Authors: Clas Berling
Addresses: Change at Work Program, Department of Design Sciences, Lund Institute of Technology, Box 118, SE-221 00 Lund, Sweden
Abstract: This study explores why employees should want to actively participate in an improvement process and to do so within groups. Small-group activities are often considered an integral part of Continuous Improvement (CI) and there are numerous methods and tools available as well as established procedures for using them. Why then are some companies more successful in establishing a CI process than others? One important element can be that the employees are motivated and see advantages in this way of working. Most definitions of CI include the use of specific methods/tools and the participation of all employees. One important element in establishing a lasting improvement process can be that the employees are motivated to participate. The aim of this work is to find motives for employees to participate in CI-activities.

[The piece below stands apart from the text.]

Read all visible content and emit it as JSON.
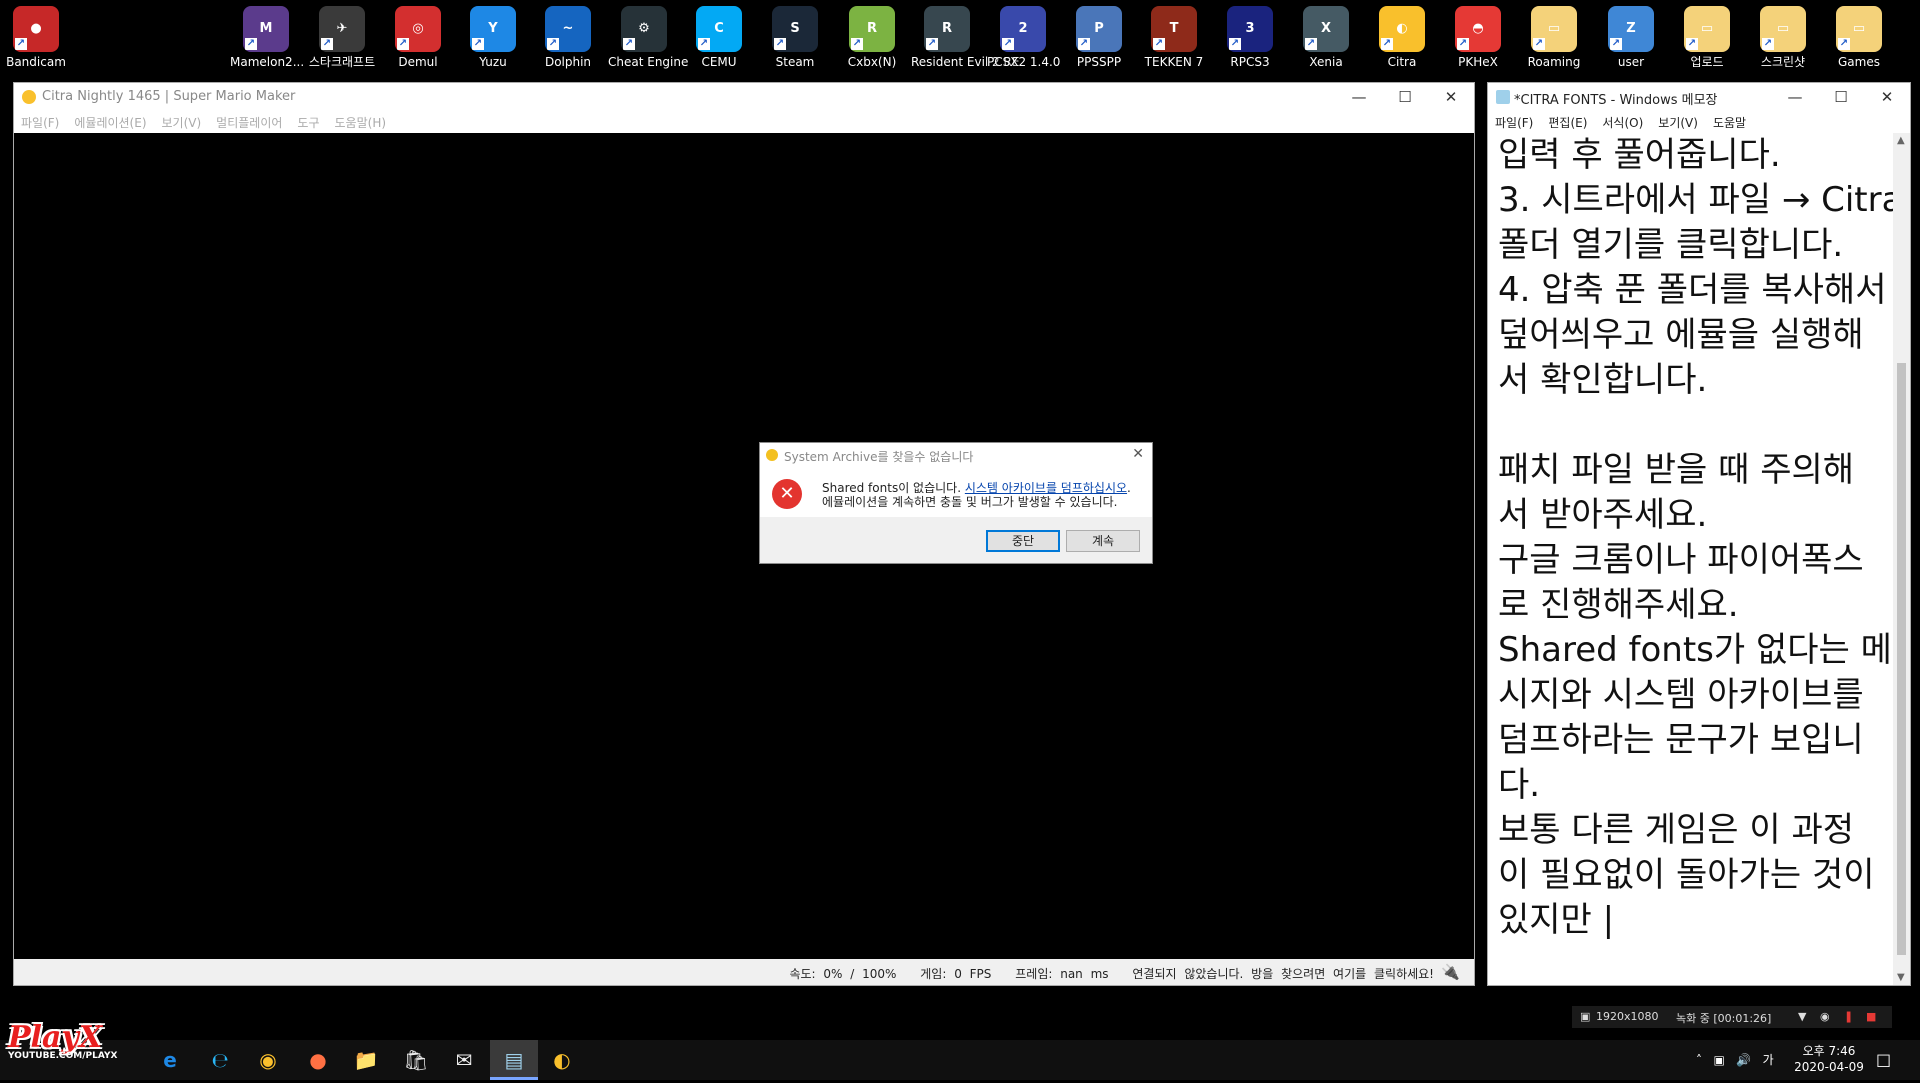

In 12 companies which were establishing improvement processes, 56 groups discussed motivation and presented motivating factors. These factors were used as the basis for a questionnaire, which has been answered by 130 respondents to date. It was found that the motives were very much seen from the individual|s point of view. The most important were job security, rewards, participation and empowerment and facilitation of work. The experience of small-groups activities in achieving improvements was positive, but extended training in teamwork was requested.
Keywords: total quality management; continuous improvement; kaizen; motivation; participation.
International Journal of Human Resources Development and Management, 2001 Vol.1 No.2/3/4, pp.183-191
Available online: 18 Aug 2003 *Full-text access for editors Access for subscribers Purchase this article Comment on this article